90.  Calls on the Commission to launch a study analysing new and cost-efficient market designs for the European electricity market with a view to ensuring that consumers receive reasonably priced electricity and to preventing carbon leakage;

91.  Welcomes the work done to make research in the energy field a priority of the Horizon 2020 programme, and calls on the Member States to take full advantage of this programming area; encourages the Commission and the Member States to support research on, and the development of, innovative energy technologies, and to improve existing technologies that fall outside of the framework of Horizon 2020 and European Institute of Innovation and Technology (EIT) projects; urges the Member States to create synergies between EU and national research programmes, in recognition of the fact that research is the only way forward to reduce emissions, improve energy security, increase the competitive position of EU industry on the global market, maintain EU technology leadership, and contribute to the European agenda for growth and jobs; underscores the need to offer industry legislative certainty over a time span that extends beyond 2020;

92.  Urges the Commission to make sufficient funding available for the development of smart distribution grids, which offer the most-cost effective way to realise the large-scale penetration of distributed generation from renewable energy sources while ensuring security of supply and making the most of energy saving potentials;

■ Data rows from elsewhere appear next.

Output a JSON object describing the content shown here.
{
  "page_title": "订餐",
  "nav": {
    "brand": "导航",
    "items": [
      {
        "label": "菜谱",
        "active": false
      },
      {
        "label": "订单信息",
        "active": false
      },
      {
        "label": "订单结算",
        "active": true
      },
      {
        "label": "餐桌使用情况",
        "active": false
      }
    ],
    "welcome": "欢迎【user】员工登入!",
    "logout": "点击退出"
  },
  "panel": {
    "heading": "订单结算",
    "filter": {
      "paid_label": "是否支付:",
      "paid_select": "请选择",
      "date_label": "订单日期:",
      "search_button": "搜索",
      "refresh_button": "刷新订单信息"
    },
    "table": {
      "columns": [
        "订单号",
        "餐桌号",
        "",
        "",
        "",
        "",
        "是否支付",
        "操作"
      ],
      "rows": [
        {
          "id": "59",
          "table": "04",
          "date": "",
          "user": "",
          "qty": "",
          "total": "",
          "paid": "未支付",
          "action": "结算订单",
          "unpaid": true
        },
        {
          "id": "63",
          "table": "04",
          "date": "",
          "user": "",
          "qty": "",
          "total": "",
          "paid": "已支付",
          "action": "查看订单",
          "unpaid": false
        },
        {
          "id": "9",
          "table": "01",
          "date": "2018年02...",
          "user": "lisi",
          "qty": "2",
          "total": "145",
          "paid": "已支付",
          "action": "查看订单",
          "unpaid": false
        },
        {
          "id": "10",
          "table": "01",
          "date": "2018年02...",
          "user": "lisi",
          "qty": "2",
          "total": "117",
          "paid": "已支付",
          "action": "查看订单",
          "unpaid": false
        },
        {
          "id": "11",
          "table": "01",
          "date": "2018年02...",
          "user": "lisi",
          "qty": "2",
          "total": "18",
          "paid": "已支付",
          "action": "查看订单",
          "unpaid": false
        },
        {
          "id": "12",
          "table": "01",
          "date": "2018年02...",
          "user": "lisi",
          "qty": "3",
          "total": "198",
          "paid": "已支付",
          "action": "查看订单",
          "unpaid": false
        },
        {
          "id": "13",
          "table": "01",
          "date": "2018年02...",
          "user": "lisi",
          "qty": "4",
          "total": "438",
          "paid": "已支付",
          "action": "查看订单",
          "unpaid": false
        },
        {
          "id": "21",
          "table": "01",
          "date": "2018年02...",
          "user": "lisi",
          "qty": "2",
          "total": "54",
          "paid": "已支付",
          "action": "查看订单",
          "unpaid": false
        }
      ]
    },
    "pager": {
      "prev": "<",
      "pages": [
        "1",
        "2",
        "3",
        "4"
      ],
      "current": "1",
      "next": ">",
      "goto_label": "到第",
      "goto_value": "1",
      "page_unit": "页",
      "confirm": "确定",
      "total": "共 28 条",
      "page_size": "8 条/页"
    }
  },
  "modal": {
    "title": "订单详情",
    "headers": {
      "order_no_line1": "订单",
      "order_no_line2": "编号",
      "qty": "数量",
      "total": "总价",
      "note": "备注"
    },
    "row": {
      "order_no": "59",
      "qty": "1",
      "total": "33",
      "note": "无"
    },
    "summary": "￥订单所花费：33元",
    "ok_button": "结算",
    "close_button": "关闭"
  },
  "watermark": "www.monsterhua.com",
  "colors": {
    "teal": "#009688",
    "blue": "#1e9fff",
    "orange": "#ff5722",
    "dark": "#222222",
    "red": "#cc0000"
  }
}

93.  Notes that the current system, characterised by a fragmented internal market, poses challenges to the long-term stability of companies and investors that could lead to plant closures and uncertainties with regard to employment and capacity; asks the Commission to undertake an independent evaluation of the future of the internal market for electricity and gas in which issues pertaining to investments, sector employment, the environment and the protection of consumers are given a central role; asks that this evaluation be ready by March 2014 and that it be inclusive by taking on board the opinions of stakeholders such as social partners, representatives of low-income households, environmental organisations and SMEs;

o   o

94.  Instructs its President to forward this resolution to the Council and the Commission.

(1) Texts adopted, P7_TA(2013)0061.
(2) OJ L 295, 12.11.2010, p. 1.
(3) OJ L 326, 8.12.2011, p. 1.
(4) OJ L 211, 14.8.2009, p. 94.
(5) OJ L 211, 14.8.2009, p. 55.
(6) OJ L 315, 14.11.2012 , p. 1.
(7) OJ L 172, 2.7.2009, p. 18.
(8) OJ L 299 27.10.2012, p. 13
(9) OJ C 99E, 3.4.2012, p. 64.
(10) Texts adopted, P7_TA(2012)0238.
(11) Texts adopted, P7_TA(2012)0509.
(12) Texts adopted, P7_TA(2012)0086.
(13) Texts adopted, P7_TA(2013)0088.
(14) Texts adopted, P7_TA(2012)0444.
(15) Texts adopted, P7_TA(2012)0443.
(16) Texts adopted, P7_TA(2012)0238.

Last updated: 8 January 2016Legal notice